> **INSTRUCTIONS FOR THE TASK**
Repeat the records below exactly, leaving out every picture.

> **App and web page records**
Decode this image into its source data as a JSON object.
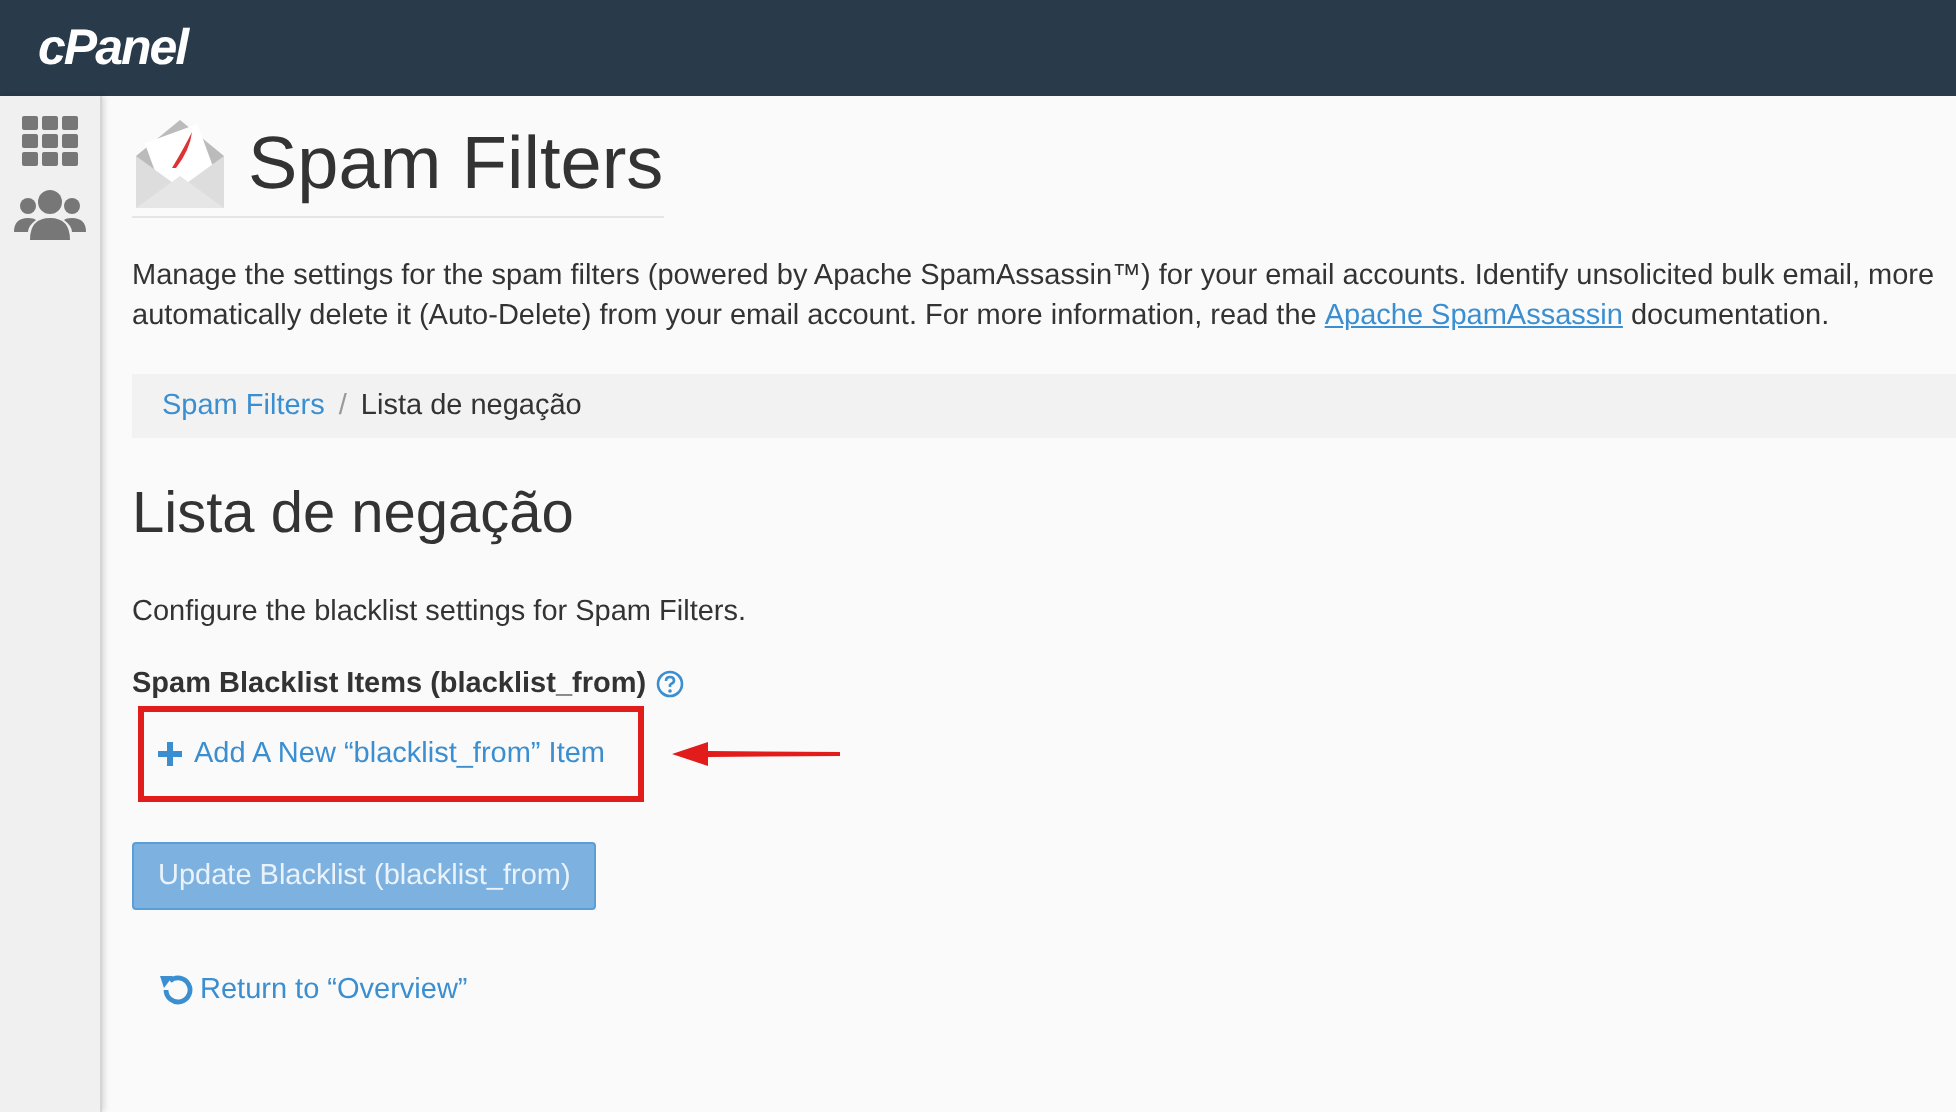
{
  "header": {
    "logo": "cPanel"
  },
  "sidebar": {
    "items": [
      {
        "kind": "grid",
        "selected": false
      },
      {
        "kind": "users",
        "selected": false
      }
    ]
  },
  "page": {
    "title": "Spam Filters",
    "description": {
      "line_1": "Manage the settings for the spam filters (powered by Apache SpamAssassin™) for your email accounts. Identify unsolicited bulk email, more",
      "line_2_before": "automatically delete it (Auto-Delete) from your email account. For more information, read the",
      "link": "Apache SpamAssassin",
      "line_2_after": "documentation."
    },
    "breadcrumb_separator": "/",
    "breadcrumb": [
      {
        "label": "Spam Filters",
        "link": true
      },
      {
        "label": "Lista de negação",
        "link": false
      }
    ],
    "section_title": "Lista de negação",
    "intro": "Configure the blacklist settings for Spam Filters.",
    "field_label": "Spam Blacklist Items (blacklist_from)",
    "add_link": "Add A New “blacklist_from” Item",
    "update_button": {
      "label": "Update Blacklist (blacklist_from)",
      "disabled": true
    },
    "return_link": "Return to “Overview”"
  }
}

> **ANSWER FOR THIS EXERCISE**
Decode this image into its source data as a JSON object.
{
  "header": {
    "logo": "cPanel"
  },
  "sidebar": {
    "items": [
      {
        "kind": "grid",
        "selected": false
      },
      {
        "kind": "users",
        "selected": false
      }
    ]
  },
  "page": {
    "title": "Spam Filters",
    "description": {
      "line_1": "Manage the settings for the spam filters (powered by Apache SpamAssassin™) for your email accounts. Identify unsolicited bulk email, more",
      "line_2_before": "automatically delete it (Auto-Delete) from your email account. For more information, read the",
      "link": "Apache SpamAssassin",
      "line_2_after": "documentation."
    },
    "breadcrumb_separator": "/",
    "breadcrumb": [
      {
        "label": "Spam Filters",
        "link": true
      },
      {
        "label": "Lista de negação",
        "link": false
      }
    ],
    "section_title": "Lista de negação",
    "intro": "Configure the blacklist settings for Spam Filters.",
    "field_label": "Spam Blacklist Items (blacklist_from)",
    "add_link": "Add A New “blacklist_from” Item",
    "update_button": {
      "label": "Update Blacklist (blacklist_from)",
      "disabled": true
    },
    "return_link": "Return to “Overview”"
  }
}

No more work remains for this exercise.